(Information supplied Opens)

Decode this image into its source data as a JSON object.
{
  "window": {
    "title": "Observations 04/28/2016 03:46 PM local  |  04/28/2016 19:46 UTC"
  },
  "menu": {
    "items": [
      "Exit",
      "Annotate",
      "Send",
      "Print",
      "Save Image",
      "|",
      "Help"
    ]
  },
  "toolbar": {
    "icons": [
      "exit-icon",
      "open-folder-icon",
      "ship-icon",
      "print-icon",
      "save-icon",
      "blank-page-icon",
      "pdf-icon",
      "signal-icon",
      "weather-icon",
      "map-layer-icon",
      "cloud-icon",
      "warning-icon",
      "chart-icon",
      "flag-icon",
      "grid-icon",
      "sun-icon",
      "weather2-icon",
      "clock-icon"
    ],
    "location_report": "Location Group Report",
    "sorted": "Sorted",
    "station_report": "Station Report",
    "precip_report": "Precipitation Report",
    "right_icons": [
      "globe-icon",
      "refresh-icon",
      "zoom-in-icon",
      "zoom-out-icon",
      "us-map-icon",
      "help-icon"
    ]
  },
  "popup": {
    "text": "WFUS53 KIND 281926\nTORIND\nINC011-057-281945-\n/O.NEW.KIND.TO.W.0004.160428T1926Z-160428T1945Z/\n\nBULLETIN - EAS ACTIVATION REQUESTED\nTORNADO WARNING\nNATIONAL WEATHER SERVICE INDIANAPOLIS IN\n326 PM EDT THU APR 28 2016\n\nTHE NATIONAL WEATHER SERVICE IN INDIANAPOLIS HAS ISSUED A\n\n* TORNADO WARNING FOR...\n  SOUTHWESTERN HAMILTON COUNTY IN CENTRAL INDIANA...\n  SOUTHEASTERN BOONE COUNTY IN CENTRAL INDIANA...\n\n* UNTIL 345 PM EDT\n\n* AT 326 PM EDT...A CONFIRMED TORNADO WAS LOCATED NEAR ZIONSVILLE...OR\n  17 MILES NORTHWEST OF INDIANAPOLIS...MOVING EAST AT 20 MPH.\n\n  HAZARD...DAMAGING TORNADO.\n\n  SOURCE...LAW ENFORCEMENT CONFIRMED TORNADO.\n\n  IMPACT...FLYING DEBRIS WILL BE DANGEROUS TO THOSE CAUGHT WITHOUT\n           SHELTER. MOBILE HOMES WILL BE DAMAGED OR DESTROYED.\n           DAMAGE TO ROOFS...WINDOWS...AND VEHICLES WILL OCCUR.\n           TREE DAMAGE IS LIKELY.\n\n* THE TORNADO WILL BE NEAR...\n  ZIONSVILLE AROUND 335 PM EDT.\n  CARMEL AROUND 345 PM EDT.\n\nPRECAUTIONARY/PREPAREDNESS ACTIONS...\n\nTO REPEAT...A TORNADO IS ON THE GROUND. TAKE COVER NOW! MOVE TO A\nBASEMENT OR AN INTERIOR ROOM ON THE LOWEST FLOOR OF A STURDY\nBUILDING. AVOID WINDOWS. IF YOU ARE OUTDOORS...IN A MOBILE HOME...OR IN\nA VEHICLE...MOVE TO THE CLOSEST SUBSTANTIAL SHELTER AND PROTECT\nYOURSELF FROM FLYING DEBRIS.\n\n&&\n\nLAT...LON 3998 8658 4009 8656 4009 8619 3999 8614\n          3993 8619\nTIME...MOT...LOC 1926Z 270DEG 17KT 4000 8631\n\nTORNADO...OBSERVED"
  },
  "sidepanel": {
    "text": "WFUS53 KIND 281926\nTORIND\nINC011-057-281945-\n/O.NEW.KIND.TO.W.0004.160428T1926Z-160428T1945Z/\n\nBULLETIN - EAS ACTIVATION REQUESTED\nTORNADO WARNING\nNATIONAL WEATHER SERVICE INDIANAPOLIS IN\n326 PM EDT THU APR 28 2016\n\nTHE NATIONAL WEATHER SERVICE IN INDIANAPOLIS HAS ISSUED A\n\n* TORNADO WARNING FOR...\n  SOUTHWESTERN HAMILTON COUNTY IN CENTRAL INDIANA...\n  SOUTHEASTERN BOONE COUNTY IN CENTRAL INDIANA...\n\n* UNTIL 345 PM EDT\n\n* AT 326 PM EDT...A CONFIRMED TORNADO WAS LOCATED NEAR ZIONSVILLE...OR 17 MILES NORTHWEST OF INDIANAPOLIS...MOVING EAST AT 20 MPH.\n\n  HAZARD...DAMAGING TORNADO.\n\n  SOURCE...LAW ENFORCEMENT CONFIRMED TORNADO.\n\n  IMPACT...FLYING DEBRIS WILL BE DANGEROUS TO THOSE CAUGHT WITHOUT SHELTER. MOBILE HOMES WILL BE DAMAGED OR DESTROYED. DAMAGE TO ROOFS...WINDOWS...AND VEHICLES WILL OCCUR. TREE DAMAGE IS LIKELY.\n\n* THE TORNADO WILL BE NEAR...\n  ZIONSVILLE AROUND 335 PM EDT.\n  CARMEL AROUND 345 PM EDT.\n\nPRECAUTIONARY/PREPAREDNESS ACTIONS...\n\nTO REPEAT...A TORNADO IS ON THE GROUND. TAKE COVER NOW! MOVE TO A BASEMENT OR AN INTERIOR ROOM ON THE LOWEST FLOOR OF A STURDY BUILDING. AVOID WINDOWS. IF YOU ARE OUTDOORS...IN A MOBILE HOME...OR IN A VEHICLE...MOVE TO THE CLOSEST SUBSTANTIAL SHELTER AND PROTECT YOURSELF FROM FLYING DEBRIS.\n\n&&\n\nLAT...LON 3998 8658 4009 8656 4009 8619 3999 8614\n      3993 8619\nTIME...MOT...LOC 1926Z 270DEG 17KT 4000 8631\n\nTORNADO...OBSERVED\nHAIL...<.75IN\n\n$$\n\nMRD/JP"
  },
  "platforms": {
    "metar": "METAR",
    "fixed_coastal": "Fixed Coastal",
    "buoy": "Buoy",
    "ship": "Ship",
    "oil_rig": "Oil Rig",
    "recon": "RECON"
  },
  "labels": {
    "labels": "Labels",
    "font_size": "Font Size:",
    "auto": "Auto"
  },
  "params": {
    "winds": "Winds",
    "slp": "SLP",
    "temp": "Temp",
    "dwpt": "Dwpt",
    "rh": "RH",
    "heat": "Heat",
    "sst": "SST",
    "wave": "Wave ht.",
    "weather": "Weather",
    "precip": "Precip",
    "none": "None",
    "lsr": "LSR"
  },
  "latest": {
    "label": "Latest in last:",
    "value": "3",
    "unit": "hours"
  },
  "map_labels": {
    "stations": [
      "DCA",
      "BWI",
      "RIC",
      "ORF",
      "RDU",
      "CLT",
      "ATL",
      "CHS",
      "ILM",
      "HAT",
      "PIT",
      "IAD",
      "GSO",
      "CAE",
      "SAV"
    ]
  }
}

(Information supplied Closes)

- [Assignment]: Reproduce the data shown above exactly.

- [Result of the exercise]:
Decode this image into its source data as a JSON object.
{
  "window": {
    "title": "Observations 04/28/2016 03:46 PM local  |  04/28/2016 19:46 UTC"
  },
  "menu": {
    "items": [
      "Exit",
      "Annotate",
      "Send",
      "Print",
      "Save Image",
      "|",
      "Help"
    ]
  },
  "toolbar": {
    "icons": [
      "exit-icon",
      "open-folder-icon",
      "ship-icon",
      "print-icon",
      "save-icon",
      "blank-page-icon",
      "pdf-icon",
      "signal-icon",
      "weather-icon",
      "map-layer-icon",
      "cloud-icon",
      "warning-icon",
      "chart-icon",
      "flag-icon",
      "grid-icon",
      "sun-icon",
      "weather2-icon",
      "clock-icon"
    ],
    "location_report": "Location Group Report",
    "sorted": "Sorted",
    "station_report": "Station Report",
    "precip_report": "Precipitation Report",
    "right_icons": [
      "globe-icon",
      "refresh-icon",
      "zoom-in-icon",
      "zoom-out-icon",
      "us-map-icon",
      "help-icon"
    ]
  },
  "popup": {
    "text": "WFUS53 KIND 281926\nTORIND\nINC011-057-281945-\n/O.NEW.KIND.TO.W.0004.160428T1926Z-160428T1945Z/\n\nBULLETIN - EAS ACTIVATION REQUESTED\nTORNADO WARNING\nNATIONAL WEATHER SERVICE INDIANAPOLIS IN\n326 PM EDT THU APR 28 2016\n\nTHE NATIONAL WEATHER SERVICE IN INDIANAPOLIS HAS ISSUED A\n\n* TORNADO WARNING FOR...\n  SOUTHWESTERN HAMILTON COUNTY IN CENTRAL INDIANA...\n  SOUTHEASTERN BOONE COUNTY IN CENTRAL INDIANA...\n\n* UNTIL 345 PM EDT\n\n* AT 326 PM EDT...A CONFIRMED TORNADO WAS LOCATED NEAR ZIONSVILLE...OR\n  17 MILES NORTHWEST OF INDIANAPOLIS...MOVING EAST AT 20 MPH.\n\n  HAZARD...DAMAGING TORNADO.\n\n  SOURCE...LAW ENFORCEMENT CONFIRMED TORNADO.\n\n  IMPACT...FLYING DEBRIS WILL BE DANGEROUS TO THOSE CAUGHT WITHOUT\n           SHELTER. MOBILE HOMES WILL BE DAMAGED OR DESTROYED.\n           DAMAGE TO ROOFS...WINDOWS...AND VEHICLES WILL OCCUR.\n           TREE DAMAGE IS LIKELY.\n\n* THE TORNADO WILL BE NEAR...\n  ZIONSVILLE AROUND 335 PM EDT.\n  CARMEL AROUND 345 PM EDT.\n\nPRECAUTIONARY/PREPAREDNESS ACTIONS...\n\nTO REPEAT...A TORNADO IS ON THE GROUND. TAKE COVER NOW! MOVE TO A\nBASEMENT OR AN INTERIOR ROOM ON THE LOWEST FLOOR OF A STURDY\nBUILDING. AVOID WINDOWS. IF YOU ARE OUTDOORS...IN A MOBILE HOME...OR IN\nA VEHICLE...MOVE TO THE CLOSEST SUBSTANTIAL SHELTER AND PROTECT\nYOURSELF FROM FLYING DEBRIS.\n\n&&\n\nLAT...LON 3998 8658 4009 8656 4009 8619 3999 8614\n          3993 8619\nTIME...MOT...LOC 1926Z 270DEG 17KT 4000 8631\n\nTORNADO...OBSERVED"
  },
  "sidepanel": {
    "text": "WFUS53 KIND 281926\nTORIND\nINC011-057-281945-\n/O.NEW.KIND.TO.W.0004.160428T1926Z-160428T1945Z/\n\nBULLETIN - EAS ACTIVATION REQUESTED\nTORNADO WARNING\nNATIONAL WEATHER SERVICE INDIANAPOLIS IN\n326 PM EDT THU APR 28 2016\n\nTHE NATIONAL WEATHER SERVICE IN INDIANAPOLIS HAS ISSUED A\n\n* TORNADO WARNING FOR...\n  SOUTHWESTERN HAMILTON COUNTY IN CENTRAL INDIANA...\n  SOUTHEASTERN BOONE COUNTY IN CENTRAL INDIANA...\n\n* UNTIL 345 PM EDT\n\n* AT 326 PM EDT...A CONFIRMED TORNADO WAS LOCATED NEAR ZIONSVILLE...OR 17 MILES NORTHWEST OF INDIANAPOLIS...MOVING EAST AT 20 MPH.\n\n  HAZARD...DAMAGING TORNADO.\n\n  SOURCE...LAW ENFORCEMENT CONFIRMED TORNADO.\n\n  IMPACT...FLYING DEBRIS WILL BE DANGEROUS TO THOSE CAUGHT WITHOUT SHELTER. MOBILE HOMES WILL BE DAMAGED OR DESTROYED. DAMAGE TO ROOFS...WINDOWS...AND VEHICLES WILL OCCUR. TREE DAMAGE IS LIKELY.\n\n* THE TORNADO WILL BE NEAR...\n  ZIONSVILLE AROUND 335 PM EDT.\n  CARMEL AROUND 345 PM EDT.\n\nPRECAUTIONARY/PREPAREDNESS ACTIONS...\n\nTO REPEAT...A TORNADO IS ON THE GROUND. TAKE COVER NOW! MOVE TO A BASEMENT OR AN INTERIOR ROOM ON THE LOWEST FLOOR OF A STURDY BUILDING. AVOID WINDOWS. IF YOU ARE OUTDOORS...IN A MOBILE HOME...OR IN A VEHICLE...MOVE TO THE CLOSEST SUBSTANTIAL SHELTER AND PROTECT YOURSELF FROM FLYING DEBRIS.\n\n&&\n\nLAT...LON 3998 8658 4009 8656 4009 8619 3999 8614\n      3993 8619\nTIME...MOT...LOC 1926Z 270DEG 17KT 4000 8631\n\nTORNADO...OBSERVED\nHAIL...<.75IN\n\n$$\n\nMRD/JP"
  },
  "platforms": {
    "metar": "METAR",
    "fixed_coastal": "Fixed Coastal",
    "buoy": "Buoy",
    "ship": "Ship",
    "oil_rig": "Oil Rig",
    "recon": "RECON"
  },
  "labels": {
    "labels": "Labels",
    "font_size": "Font Size:",
    "auto": "Auto"
  },
  "params": {
    "winds": "Winds",
    "slp": "SLP",
    "temp": "Temp",
    "dwpt": "Dwpt",
    "rh": "RH",
    "heat": "Heat",
    "sst": "SST",
    "wave": "Wave ht.",
    "weather": "Weather",
    "precip": "Precip",
    "none": "None",
    "lsr": "LSR"
  },
  "latest": {
    "label": "Latest in last:",
    "value": "3",
    "unit": "hours"
  },
  "map_labels": {
    "stations": [
      "DCA",
      "BWI",
      "RIC",
      "ORF",
      "RDU",
      "CLT",
      "ATL",
      "CHS",
      "ILM",
      "HAT",
      "PIT",
      "IAD",
      "GSO",
      "CAE",
      "SAV"
    ]
  }
}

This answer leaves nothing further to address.